Then some Focal Electra 1008 Be speakers were thrown in the mix. After I decided on the 836es, I asked if there was a speaker in the Electra line that was close to my “original” budget. In all of my research, I never included the Electra series because at that time I thought they all were outside of my budget. Well, I immediately fell in love with the 1008s and, after negotiating for more Wife Acceptance Factor, decided to up my budget. I’ve never heard highs and mids that sounded that good. Also, for a bookshelf, they produced just as much bass as the 836es. However, there were two negatives to considering the 1008s. First, they are not as efficient as the 836es and second, I learned that the stands were not included. Well, to make this shorter, I decided to up the budget and spring for the larger 1028 Be speakers.
Thanks again for responding to my initial inquiry.
John, it's funny how things work out, right? Do not for one second think that you're somehow making a wrong choice here. While the R900s are definitely my cup of tea, they may not be for everyone. And I know what you mean by the R700s having a "boxy" sound to them. Their sound is not as divorced from the cabinet as a more sophisticated, or at least a smaller, loudspeaker would be. Also, Focal has been making good loudspeakers for a long time, so I think you did well.
As far as springing for the Electra line, I can't blame you. Frankly, I think the Electra line is the looker of Focal's various ranges, and their beryllium tweeters are phenomenal.
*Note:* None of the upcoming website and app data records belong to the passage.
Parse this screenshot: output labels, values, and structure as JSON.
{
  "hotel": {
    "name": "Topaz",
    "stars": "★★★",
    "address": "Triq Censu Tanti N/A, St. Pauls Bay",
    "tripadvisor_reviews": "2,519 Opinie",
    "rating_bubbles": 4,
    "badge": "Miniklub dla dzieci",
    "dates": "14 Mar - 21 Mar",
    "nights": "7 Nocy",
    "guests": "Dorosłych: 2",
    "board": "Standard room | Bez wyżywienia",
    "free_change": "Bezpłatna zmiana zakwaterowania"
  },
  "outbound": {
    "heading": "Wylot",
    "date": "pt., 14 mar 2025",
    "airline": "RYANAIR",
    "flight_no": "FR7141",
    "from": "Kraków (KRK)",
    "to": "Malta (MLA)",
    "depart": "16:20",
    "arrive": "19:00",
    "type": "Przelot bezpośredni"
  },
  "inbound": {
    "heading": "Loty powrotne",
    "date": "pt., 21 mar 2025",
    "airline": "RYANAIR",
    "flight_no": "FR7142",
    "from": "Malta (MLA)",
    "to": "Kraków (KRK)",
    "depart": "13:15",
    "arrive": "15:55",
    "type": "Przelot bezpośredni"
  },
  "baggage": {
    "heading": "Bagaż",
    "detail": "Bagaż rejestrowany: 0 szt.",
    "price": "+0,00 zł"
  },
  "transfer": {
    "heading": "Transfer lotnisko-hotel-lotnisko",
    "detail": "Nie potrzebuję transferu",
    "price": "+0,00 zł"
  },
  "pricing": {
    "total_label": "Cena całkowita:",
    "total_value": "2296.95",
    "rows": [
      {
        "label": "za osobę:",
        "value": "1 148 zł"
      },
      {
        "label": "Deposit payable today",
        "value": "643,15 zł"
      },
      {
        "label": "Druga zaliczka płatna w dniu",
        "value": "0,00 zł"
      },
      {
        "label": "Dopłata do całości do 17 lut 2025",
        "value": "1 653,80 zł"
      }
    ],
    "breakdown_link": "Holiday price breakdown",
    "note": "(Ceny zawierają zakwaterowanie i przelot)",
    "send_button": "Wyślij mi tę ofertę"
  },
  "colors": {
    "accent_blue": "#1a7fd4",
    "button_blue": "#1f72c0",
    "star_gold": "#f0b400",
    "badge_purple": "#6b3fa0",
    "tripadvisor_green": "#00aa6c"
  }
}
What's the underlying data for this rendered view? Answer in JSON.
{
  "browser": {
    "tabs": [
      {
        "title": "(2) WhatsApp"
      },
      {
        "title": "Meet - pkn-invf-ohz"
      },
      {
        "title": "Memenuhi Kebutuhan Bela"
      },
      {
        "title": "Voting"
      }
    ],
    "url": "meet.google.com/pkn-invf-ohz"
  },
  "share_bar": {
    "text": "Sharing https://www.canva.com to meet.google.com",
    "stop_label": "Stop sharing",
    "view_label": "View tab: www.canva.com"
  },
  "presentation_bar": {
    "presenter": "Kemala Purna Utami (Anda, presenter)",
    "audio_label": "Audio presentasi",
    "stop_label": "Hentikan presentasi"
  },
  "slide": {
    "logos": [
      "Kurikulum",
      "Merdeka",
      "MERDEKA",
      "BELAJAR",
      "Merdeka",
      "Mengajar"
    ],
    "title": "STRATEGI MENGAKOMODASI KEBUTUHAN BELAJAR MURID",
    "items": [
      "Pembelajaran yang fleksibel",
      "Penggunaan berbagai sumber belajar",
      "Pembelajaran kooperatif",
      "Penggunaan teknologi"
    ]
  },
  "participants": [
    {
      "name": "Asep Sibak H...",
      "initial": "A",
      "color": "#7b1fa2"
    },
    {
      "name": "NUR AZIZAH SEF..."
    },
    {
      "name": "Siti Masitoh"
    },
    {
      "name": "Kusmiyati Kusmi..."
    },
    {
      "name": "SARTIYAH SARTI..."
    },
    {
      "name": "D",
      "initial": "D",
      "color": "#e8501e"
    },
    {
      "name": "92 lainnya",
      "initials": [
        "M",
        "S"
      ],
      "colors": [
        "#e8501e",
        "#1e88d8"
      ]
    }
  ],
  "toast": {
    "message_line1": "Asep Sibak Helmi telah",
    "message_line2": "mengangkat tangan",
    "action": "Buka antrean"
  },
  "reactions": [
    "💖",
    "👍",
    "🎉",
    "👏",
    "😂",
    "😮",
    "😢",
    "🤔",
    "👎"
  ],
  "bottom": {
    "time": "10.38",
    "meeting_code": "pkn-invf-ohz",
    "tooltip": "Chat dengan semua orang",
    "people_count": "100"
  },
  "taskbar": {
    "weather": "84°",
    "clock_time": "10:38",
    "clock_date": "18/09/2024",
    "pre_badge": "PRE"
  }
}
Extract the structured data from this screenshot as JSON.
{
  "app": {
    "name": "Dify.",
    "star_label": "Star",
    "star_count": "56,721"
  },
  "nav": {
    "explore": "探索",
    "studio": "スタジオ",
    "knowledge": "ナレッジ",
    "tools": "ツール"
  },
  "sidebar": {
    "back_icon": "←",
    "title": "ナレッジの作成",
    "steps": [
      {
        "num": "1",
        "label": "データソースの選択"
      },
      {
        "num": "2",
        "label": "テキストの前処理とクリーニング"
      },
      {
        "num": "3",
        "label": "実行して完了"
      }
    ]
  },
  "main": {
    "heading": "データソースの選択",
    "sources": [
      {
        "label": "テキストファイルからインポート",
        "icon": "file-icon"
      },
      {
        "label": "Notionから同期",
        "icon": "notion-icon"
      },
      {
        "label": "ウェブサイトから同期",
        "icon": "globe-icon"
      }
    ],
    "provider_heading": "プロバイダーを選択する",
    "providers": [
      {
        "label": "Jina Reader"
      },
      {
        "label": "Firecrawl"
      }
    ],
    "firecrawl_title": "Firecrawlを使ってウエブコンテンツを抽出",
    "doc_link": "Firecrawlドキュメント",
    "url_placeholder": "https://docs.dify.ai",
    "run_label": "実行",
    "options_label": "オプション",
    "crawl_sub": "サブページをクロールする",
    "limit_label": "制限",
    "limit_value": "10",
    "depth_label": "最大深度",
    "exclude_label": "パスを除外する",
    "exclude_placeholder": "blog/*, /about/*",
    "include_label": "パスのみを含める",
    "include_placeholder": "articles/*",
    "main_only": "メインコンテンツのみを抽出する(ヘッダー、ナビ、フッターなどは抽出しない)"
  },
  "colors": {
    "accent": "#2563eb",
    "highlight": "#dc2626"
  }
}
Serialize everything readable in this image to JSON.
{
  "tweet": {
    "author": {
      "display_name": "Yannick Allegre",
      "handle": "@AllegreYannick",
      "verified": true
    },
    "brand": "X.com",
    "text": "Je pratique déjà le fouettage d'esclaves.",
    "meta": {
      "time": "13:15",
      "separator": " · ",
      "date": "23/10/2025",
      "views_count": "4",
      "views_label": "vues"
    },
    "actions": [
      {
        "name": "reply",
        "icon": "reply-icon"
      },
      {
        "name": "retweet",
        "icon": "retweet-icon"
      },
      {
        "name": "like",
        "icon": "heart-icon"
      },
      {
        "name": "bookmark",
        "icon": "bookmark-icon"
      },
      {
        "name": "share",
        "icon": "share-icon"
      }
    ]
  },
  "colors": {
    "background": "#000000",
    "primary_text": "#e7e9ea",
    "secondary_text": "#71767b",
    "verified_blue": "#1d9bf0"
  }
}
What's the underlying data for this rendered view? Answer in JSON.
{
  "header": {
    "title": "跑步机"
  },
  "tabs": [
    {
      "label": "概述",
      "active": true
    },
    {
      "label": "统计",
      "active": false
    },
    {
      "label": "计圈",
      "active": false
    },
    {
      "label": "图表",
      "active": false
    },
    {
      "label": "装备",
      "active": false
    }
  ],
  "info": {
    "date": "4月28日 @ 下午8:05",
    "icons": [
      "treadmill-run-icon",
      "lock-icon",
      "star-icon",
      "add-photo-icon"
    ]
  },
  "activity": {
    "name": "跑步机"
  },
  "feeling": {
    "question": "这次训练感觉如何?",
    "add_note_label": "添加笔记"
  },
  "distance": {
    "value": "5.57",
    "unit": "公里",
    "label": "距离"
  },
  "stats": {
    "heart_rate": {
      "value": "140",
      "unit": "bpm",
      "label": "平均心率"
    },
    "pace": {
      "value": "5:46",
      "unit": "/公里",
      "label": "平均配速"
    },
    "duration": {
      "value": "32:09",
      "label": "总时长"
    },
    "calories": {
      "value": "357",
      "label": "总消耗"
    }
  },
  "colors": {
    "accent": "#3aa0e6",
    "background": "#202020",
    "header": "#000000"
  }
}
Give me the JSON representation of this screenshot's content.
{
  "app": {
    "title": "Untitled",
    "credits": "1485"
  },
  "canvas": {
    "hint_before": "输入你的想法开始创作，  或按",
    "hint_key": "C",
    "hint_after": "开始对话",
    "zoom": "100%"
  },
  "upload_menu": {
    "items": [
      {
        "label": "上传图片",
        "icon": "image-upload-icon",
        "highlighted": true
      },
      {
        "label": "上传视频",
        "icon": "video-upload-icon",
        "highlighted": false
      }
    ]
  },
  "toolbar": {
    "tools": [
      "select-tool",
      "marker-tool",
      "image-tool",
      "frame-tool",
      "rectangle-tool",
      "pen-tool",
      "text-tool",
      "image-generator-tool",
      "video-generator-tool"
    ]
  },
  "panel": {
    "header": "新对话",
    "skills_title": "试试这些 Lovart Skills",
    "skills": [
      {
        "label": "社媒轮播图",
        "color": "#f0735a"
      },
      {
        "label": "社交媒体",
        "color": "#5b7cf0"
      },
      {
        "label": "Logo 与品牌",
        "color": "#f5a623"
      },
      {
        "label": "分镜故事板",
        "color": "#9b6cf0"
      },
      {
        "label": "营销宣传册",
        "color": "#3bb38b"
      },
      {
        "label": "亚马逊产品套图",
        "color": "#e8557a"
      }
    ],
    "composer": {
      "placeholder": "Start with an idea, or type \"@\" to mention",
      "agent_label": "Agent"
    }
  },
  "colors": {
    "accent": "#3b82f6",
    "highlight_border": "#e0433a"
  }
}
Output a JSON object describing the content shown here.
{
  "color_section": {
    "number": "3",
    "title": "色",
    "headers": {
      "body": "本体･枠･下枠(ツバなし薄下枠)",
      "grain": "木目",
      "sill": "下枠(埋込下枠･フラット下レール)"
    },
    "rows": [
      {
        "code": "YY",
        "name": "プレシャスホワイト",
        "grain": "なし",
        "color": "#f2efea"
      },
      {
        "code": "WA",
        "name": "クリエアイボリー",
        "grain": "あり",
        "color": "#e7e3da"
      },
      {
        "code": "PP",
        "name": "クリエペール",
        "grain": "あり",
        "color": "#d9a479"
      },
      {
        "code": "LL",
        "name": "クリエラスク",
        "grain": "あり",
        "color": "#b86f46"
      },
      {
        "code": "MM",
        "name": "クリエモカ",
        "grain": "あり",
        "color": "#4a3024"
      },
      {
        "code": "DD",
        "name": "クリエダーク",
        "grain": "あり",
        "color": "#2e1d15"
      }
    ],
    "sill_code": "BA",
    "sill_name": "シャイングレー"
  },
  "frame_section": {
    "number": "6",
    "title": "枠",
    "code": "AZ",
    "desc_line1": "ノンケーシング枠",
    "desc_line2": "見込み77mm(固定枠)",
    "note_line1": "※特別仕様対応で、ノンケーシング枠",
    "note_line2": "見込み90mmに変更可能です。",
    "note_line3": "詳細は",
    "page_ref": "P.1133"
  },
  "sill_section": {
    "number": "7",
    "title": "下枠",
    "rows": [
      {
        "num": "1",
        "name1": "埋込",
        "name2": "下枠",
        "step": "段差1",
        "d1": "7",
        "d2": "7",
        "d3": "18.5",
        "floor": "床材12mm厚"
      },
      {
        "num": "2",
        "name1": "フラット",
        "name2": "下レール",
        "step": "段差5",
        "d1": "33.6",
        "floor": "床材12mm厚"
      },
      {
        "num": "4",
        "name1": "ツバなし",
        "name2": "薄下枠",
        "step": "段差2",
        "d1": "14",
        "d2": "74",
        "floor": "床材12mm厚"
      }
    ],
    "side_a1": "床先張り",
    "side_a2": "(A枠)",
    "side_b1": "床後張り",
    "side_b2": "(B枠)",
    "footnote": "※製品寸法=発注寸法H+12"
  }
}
While surely a step- up in price, I would probably have made the same decision that you did. Enjoy. . . . Hans Wetzel